(Dataset rows for apps and sites)
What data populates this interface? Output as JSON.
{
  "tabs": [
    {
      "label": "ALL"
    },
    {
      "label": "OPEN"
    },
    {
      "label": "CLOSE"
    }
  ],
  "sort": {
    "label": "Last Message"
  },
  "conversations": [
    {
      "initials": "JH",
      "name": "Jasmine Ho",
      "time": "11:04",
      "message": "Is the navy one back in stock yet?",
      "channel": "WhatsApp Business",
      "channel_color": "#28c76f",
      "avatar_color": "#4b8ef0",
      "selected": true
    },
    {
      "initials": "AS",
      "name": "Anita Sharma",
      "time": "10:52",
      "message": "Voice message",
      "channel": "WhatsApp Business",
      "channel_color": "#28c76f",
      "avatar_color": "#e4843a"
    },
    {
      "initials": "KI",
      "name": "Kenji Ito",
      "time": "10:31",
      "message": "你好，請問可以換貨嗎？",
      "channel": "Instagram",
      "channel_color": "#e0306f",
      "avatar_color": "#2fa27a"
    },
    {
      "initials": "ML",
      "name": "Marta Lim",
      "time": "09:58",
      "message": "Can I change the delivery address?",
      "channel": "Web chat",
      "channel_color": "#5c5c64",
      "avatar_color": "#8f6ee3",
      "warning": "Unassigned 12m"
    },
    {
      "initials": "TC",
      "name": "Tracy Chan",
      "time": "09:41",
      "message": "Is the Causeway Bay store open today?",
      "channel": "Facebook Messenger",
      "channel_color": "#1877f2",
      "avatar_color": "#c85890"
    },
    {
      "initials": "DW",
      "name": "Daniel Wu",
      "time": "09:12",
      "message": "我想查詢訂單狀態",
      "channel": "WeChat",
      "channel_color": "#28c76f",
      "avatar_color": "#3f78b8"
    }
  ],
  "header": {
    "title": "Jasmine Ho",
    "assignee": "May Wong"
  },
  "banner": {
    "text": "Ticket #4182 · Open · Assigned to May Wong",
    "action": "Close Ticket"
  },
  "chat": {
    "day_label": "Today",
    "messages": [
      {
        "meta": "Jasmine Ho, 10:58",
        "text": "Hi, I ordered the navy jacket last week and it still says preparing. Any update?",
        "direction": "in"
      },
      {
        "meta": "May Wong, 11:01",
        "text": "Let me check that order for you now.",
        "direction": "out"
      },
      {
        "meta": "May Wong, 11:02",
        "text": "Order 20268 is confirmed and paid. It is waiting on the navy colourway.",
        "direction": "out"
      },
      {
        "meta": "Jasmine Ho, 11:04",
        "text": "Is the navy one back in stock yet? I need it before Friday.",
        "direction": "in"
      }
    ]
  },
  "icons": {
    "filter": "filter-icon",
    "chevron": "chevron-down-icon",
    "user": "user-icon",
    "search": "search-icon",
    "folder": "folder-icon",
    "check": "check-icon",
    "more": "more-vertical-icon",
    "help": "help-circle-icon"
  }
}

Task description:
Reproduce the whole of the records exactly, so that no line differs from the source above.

Result for this exercise:
What data populates this interface? Output as JSON.
{
  "tabs": [
    {
      "label": "ALL"
    },
    {
      "label": "OPEN"
    },
    {
      "label": "CLOSE"
    }
  ],
  "sort": {
    "label": "Last Message"
  },
  "conversations": [
    {
      "initials": "JH",
      "name": "Jasmine Ho",
      "time": "11:04",
      "message": "Is the navy one back in stock yet?",
      "channel": "WhatsApp Business",
      "channel_color": "#28c76f",
      "avatar_color": "#4b8ef0",
      "selected": true
    },
    {
      "initials": "AS",
      "name": "Anita Sharma",
      "time": "10:52",
      "message": "Voice message",
      "channel": "WhatsApp Business",
      "channel_color": "#28c76f",
      "avatar_color": "#e4843a"
    },
    {
      "initials": "KI",
      "name": "Kenji Ito",
      "time": "10:31",
      "message": "你好，請問可以換貨嗎？",
      "channel": "Instagram",
      "channel_color": "#e0306f",
      "avatar_color": "#2fa27a"
    },
    {
      "initials": "ML",
      "name": "Marta Lim",
      "time": "09:58",
      "message": "Can I change the delivery address?",
      "channel": "Web chat",
      "channel_color": "#5c5c64",
      "avatar_color": "#8f6ee3",
      "warning": "Unassigned 12m"
    },
    {
      "initials": "TC",
      "name": "Tracy Chan",
      "time": "09:41",
      "message": "Is the Causeway Bay store open today?",
      "channel": "Facebook Messenger",
      "channel_color": "#1877f2",
      "avatar_color": "#c85890"
    },
    {
      "initials": "DW",
      "name": "Daniel Wu",
      "time": "09:12",
      "message": "我想查詢訂單狀態",
      "channel": "WeChat",
      "channel_color": "#28c76f",
      "avatar_color": "#3f78b8"
    }
  ],
  "header": {
    "title": "Jasmine Ho",
    "assignee": "May Wong"
  },
  "banner": {
    "text": "Ticket #4182 · Open · Assigned to May Wong",
    "action": "Close Ticket"
  },
  "chat": {
    "day_label": "Today",
    "messages": [
      {
        "meta": "Jasmine Ho, 10:58",
        "text": "Hi, I ordered the navy jacket last week and it still says preparing. Any update?",
        "direction": "in"
      },
      {
        "meta": "May Wong, 11:01",
        "text": "Let me check that order for you now.",
        "direction": "out"
      },
      {
        "meta": "May Wong, 11:02",
        "text": "Order 20268 is confirmed and paid. It is waiting on the navy colourway.",
        "direction": "out"
      },
      {
        "meta": "Jasmine Ho, 11:04",
        "text": "Is the navy one back in stock yet? I need it before Friday.",
        "direction": "in"
      }
    ]
  },
  "icons": {
    "filter": "filter-icon",
    "chevron": "chevron-down-icon",
    "user": "user-icon",
    "search": "search-icon",
    "folder": "folder-icon",
    "check": "check-icon",
    "more": "more-vertical-icon",
    "help": "help-circle-icon"
  }
}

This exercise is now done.